- Caryophyllene – This terpene can also be found in rosemary and cloves. It may help with symptoms of anxiety and depression.
- Limonene – This is one of the most common terpenes, known for its citrusy aroma. It has been shown to reduce anxiety in mice and may have anti-cancer properties.
- Myrcene – Myrcene is found in mangoes and lemongrass and is the most prevalent terpene in cannabis. It has a peppery scent and may have muscle relaxant effects. It works well in amplifying THC.
- Pinene – This terpene is found in pine and basil. Studies have found pinene can have anti-bacterial and anti-inflammatory effects.
Research into the interaction and effect of cannabinoids and terpenes is still ongoing, however, the studies mentioned in this post are indicating that the outcomes are encouraging.
If you have more questions about terpenes and medicinal cannabis, contact us below and we can help. Book an appointment with one of our experienced doctors to discuss whether medicinal cannabis is right for your medical journey.
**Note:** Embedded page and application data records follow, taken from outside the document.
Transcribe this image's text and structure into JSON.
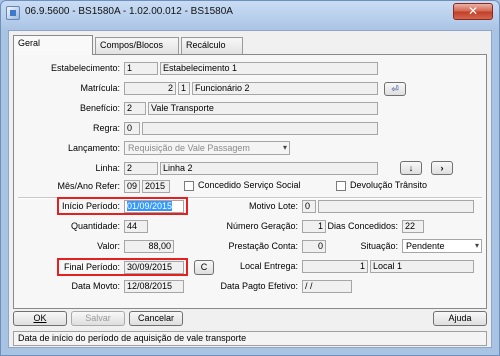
{
  "window": {
    "title": "06.9.5600 - BS1580A - 1.02.00.012 - BS1580A",
    "close_glyph": "✕"
  },
  "tabs": [
    {
      "label": "Geral",
      "active": true
    },
    {
      "label": "Compos/Blocos",
      "active": false
    },
    {
      "label": "Recálculo",
      "active": false
    }
  ],
  "form": {
    "estabelecimento": {
      "label": "Estabelecimento:",
      "code": "1",
      "name": "Estabelecimento 1"
    },
    "matricula": {
      "label": "Matrícula:",
      "number": "2",
      "digit": "1",
      "name": "Funcionário 2"
    },
    "beneficio": {
      "label": "Benefício:",
      "code": "2",
      "name": "Vale Transporte"
    },
    "regra": {
      "label": "Regra:",
      "code": "0"
    },
    "lancamento": {
      "label": "Lançamento:",
      "value": "Requisição de Vale Passagem"
    },
    "linha": {
      "label": "Linha:",
      "code": "2",
      "name": "Linha 2"
    },
    "mes_ano_refer": {
      "label": "Mês/Ano Refer:",
      "month": "09",
      "year": "2015"
    },
    "concedido_servico_social": {
      "label": "Concedido Serviço Social",
      "checked": false
    },
    "devolucao_transito": {
      "label": "Devolução Trânsito",
      "checked": false
    },
    "inicio_periodo": {
      "label": "Início Período:",
      "value": "01/09/2015"
    },
    "motivo_lote": {
      "label": "Motivo Lote:",
      "value": "0"
    },
    "quantidade": {
      "label": "Quantidade:",
      "value": "44"
    },
    "numero_geracao": {
      "label": "Número Geração:",
      "value": "1"
    },
    "dias_concedidos": {
      "label": "Dias Concedidos:",
      "value": "22"
    },
    "valor": {
      "label": "Valor:",
      "value": "88,00"
    },
    "prestacao_contas": {
      "label": "Prestação Conta:",
      "value": "0"
    },
    "situacao": {
      "label": "Situação:",
      "value": "Pendente"
    },
    "final_periodo": {
      "label": "Final Período:",
      "value": "30/09/2015",
      "button": "C"
    },
    "local_entrega": {
      "label": "Local Entrega:",
      "code": "1",
      "name": "Local 1"
    },
    "data_movto": {
      "label": "Data Movto:",
      "value": "12/08/2015"
    },
    "data_pagto_efetivo": {
      "label": "Data Pagto Efetivo:",
      "value": " / /"
    }
  },
  "buttons": {
    "ok": "OK",
    "salvar": "Salvar",
    "cancelar": "Cancelar",
    "ajuda": "Ajuda"
  },
  "status_text": "Data de início do período de aquisição de vale transporte",
  "icons": {
    "enter": "⏎",
    "down": "↓",
    "next": "›",
    "dropdown": "▾"
  },
  "colors": {
    "highlight_box": "#e42020",
    "selection": "#3399ff"
  }
}
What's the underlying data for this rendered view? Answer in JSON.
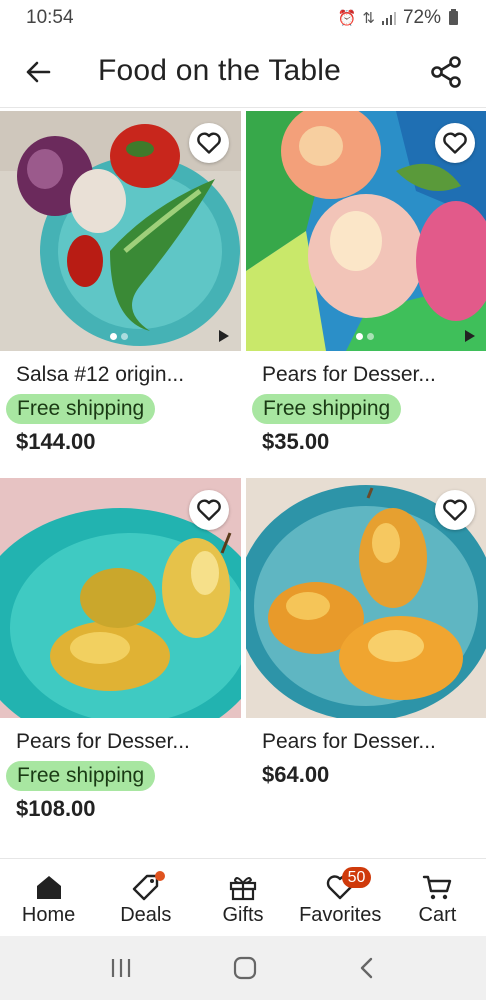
{
  "status_bar": {
    "time": "10:54",
    "battery": "72%"
  },
  "header": {
    "title": "Food on the Table"
  },
  "listings": [
    {
      "title": "Salsa #12 origin...",
      "free_shipping": "Free shipping",
      "price": "$144.00"
    },
    {
      "title": "Pears for Desser...",
      "free_shipping": "Free shipping",
      "price": "$35.00"
    },
    {
      "title": "Pears for Desser...",
      "free_shipping": "Free shipping",
      "price": "$108.00"
    },
    {
      "title": "Pears for Desser...",
      "price": "$64.00"
    }
  ],
  "bottom_nav": {
    "home": "Home",
    "deals": "Deals",
    "gifts": "Gifts",
    "favorites": "Favorites",
    "favorites_count": "50",
    "cart": "Cart"
  },
  "icons": [
    "back-arrow-icon",
    "share-icon",
    "heart-icon",
    "home-icon",
    "tag-icon",
    "gift-icon",
    "cart-icon"
  ],
  "colors": {
    "free_shipping_bg": "#a8e6a1",
    "badge": "#cf3a0b"
  }
}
Disclaimer – medicinal cannabis and CBD oil are unapproved medicines in NZ which means that there is no conclusive evidence for their effect, apart from Sativex. Many doctors do not routinely prescribe cannabis medicines. The above article was written for general educational purposes and does not intend to suggest that medicinal cannabis can be used to treat any health condition. Please consult with your healthcare provider.